Chronicles, Books of
Chronicles, Books of — The two books were originally one. They bore the title in the Massoretic Hebrew Dibre hayyamim, i.e., “Acts of the Days.” This title was rendered by Jerome in his Latin version “Chronicon,” and hence “Chronicles.” In the Septuagint version the book is divided into two, and bears the title Paraleipomena, i.e., “things omitted,” or “supplements”, because containing many things omitted in the Books of Kings.
The contents of these books are comprehended under four heads. (1.) The first nine chapters of Book I. contain little more than a list of genealogies in the line of Israel down to the time of David. (2.) The remainder of the first book contains a history of the reign of David. (3.) The first nine chapters of Book II. contain the history of the reign of Solomon. (4.) The remaining chapters of the second book contain the history of the separate kingdom of Judah to the time of the return from Babylonian Exile.
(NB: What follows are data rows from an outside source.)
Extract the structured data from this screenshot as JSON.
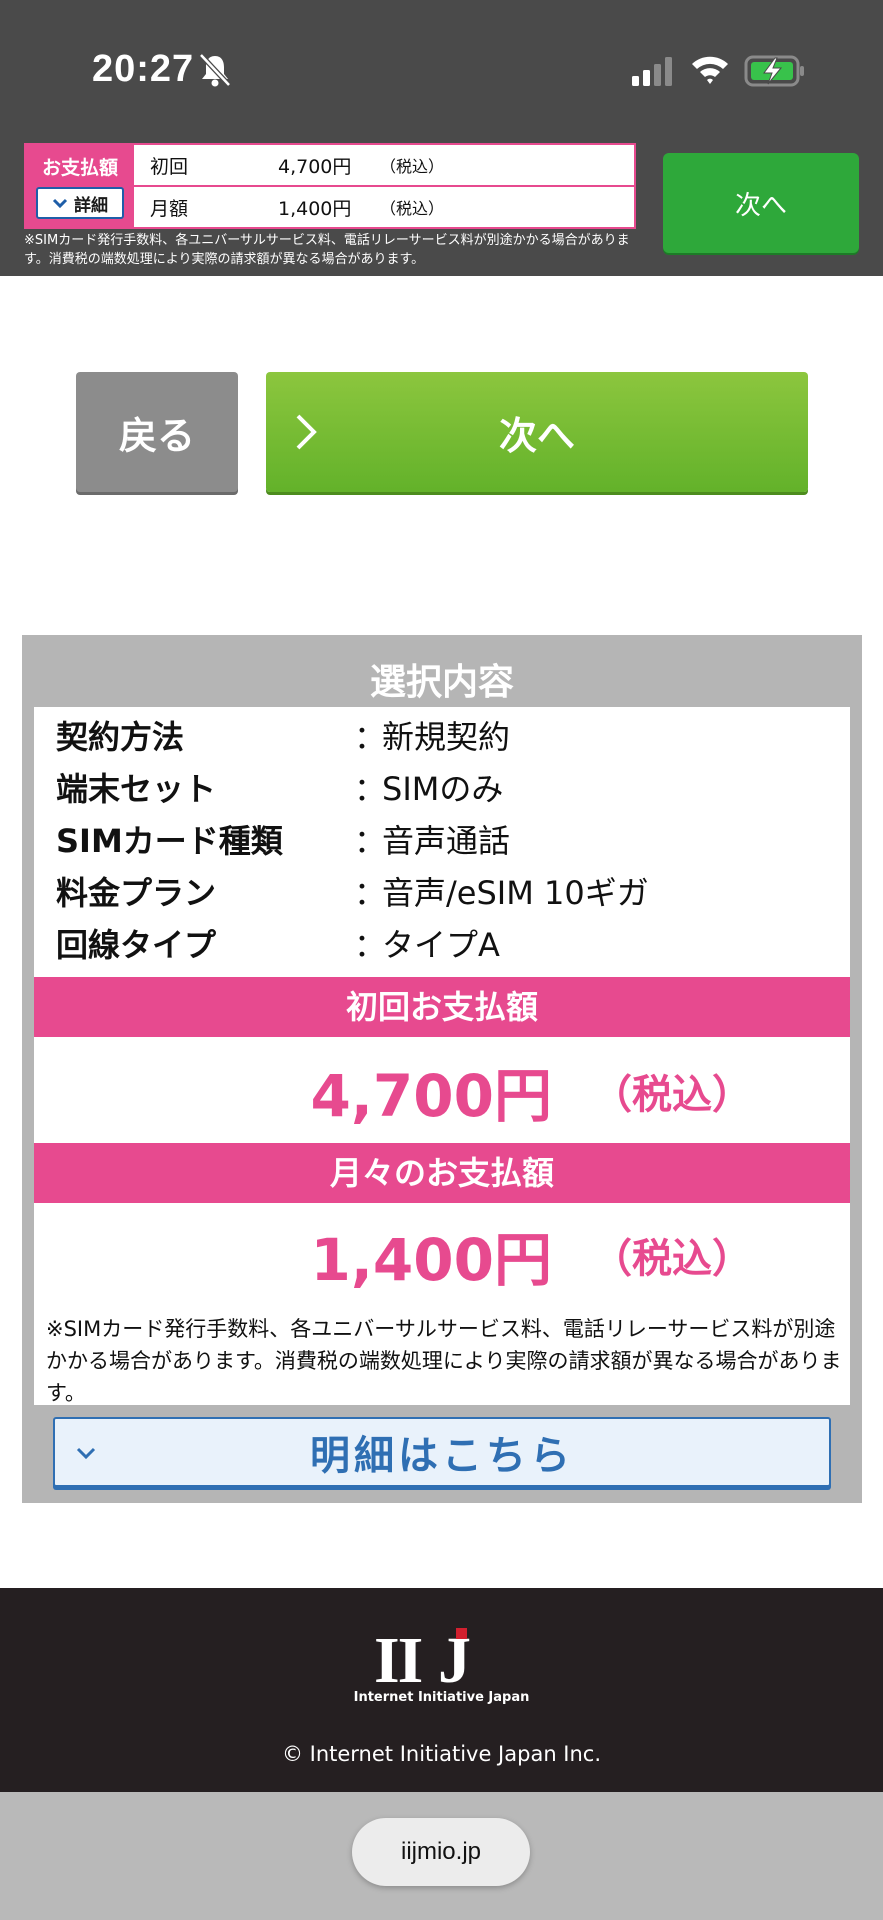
{
  "status_bar": {
    "time": "20:27"
  },
  "sticky": {
    "pay_label": "お支払額",
    "detail_label": "詳細",
    "rows": [
      {
        "key": "初回",
        "value": "4,700円",
        "tax": "（税込）"
      },
      {
        "key": "月額",
        "value": "1,400円",
        "tax": "（税込）"
      }
    ],
    "note": "※SIMカード発行手数料、各ユニバーサルサービス料、電話リレーサービス料が別途かかる場合があります。消費税の端数処理により実際の請求額が異なる場合があります。",
    "next_label": "次へ"
  },
  "nav": {
    "back_label": "戻る",
    "next_label": "次へ"
  },
  "summary": {
    "title": "選択内容",
    "items": [
      {
        "label": "契約方法",
        "sep": "：",
        "value": "新規契約"
      },
      {
        "label": "端末セット",
        "sep": "：",
        "value": "SIMのみ"
      },
      {
        "label": "SIMカード種類",
        "sep": "：",
        "value": "音声通話"
      },
      {
        "label": "料金プラン",
        "sep": "：",
        "value": "音声/eSIM 10ギガ"
      },
      {
        "label": "回線タイプ",
        "sep": "：",
        "value": "タイプA"
      }
    ],
    "initial_heading": "初回お支払額",
    "initial_amount": "4,700円",
    "initial_tax": "（税込）",
    "monthly_heading": "月々のお支払額",
    "monthly_amount": "1,400円",
    "monthly_tax": "（税込）",
    "note": "※SIMカード発行手数料、各ユニバーサルサービス料、電話リレーサービス料が別途かかる場合があります。消費税の端数処理により実際の請求額が異なる場合があります。",
    "detail_link": "明細はこちら"
  },
  "footer": {
    "logo_text": "IIJ",
    "logo_sub": "Internet Initiative Japan",
    "copyright": "© Internet Initiative Japan Inc."
  },
  "browser": {
    "url": "iijmio.jp"
  },
  "colors": {
    "pink": "#e74a8f",
    "green": "#2ea83a",
    "next_green": "#7cbd35",
    "blue": "#2f6fb3",
    "footer_bg": "#251f21",
    "logo_red": "#d2202f"
  }
}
The time of the composition of the Chronicles was, there is every ground to conclude, subsequent to the Babylonian Exile, probably between 450 and 435 B.C. The contents of this twofold book, both as to matter and form, correspond closely with this idea. The close of the book records the proclamation of Cyrus permitting the Jews to return to their own land, and this forms the opening passage of the Book of Ezra, which must be viewed as a continuation of the Chronicles. The peculiar form of the language, being Aramaean in its general character, harmonizes also with that of the books which were written after the Exile. The author was certainly contemporary with Zerubbabel, details of whose family history are given (1 Chr. 3:19).
The time of the composition being determined, the question of the authorship may be more easily decided. According to Jewish tradition, which was universally received down to the middle of the seventeenth century, Ezra was regarded as the author of the Chronicles. There are many points of resemblance and of contact between the Chronicles and the Book of Ezra which seem to confirm this opinion. The conclusion of the one and the beginning of the other are almost identical in expression. In their spirit and characteristics they are the same, showing thus also an identity of authorship.
In their general scope and design these books are not so much historical as didactic. The principal aim of the writer appears to be to present moral and religious truth. He does not give prominence to political occurences, as is done in Samuel and Kings, but to ecclesiastical institutions. “The genealogies, so uninteresting to most modern readers, were really an important part of the public records of the Hebrew state. They were the basis on which not only the land was distributed and held, but the public services of the temple were arranged and conducted, the Levites and their descendants alone, as is well known, being entitled and first fruits set apart for that purpose.” The “Chronicles” are an epitome of the sacred history from the days of Adam down to the return from Babylonian Exile, a period of about 3,500 years. The writer gathers up “the threads of the old national life broken by the Captivity.”
The sources whence the chronicler compiled his work were public records, registers, and genealogical tables belonging to the Jews. These are referred to in the course of the book (1 Chr. 27:24; 29:29; 2 Chr. 9:29; 12:15; 13:22; 20:34; 24:27; 26:22; 32:32; 33:18, 19; 27:7; 35:25). There are in Chronicles, and the books of Samuel and Kings, forty parallels, often verbal, proving that the writer both knew and used these records (1 Chr. 17:18; comp. 2 Sam. 7:18–20; 1 Chr. 19; comp. 2 Sam. 10, etc.).
As compared with Samuel and Kings, the Book of Chronicles omits many particulars there recorded (2 Sam. 6:20–23; 9; 11; 14–19, etc.), and includes many things peculiar to itself (1 Chr. 12; 22; 23–26; 27; 28; 29, etc.). Twenty whole chapters, and twenty-four parts of chapters, are occupied with matter not found elsewhere. It also records many things in fuller detail, as (e.g.) the list of David’s heroes (1 Chr. 12:1–37), the removal of the ark from Kirjath-jearim to Mount Zion (1 Chr. 13; 15:2–24; 16:4–43; comp. 2 Sam. 6), Uzziah’s leprosy and its cause (2 Chr. 26:16–21; comp. 2 Kings 15:5), etc.
It has also been observed that another peculiarity of the book is that it substitutes modern and more common expressions for those that had then become unusual or obsolete. This is seen particularly in the substitution of modern names of places, such as were in use in the writer’s day, for the old names; thus Gezer (1 Chr. 20:4) is used instead of Gob (2 Sam. 21:18), etc.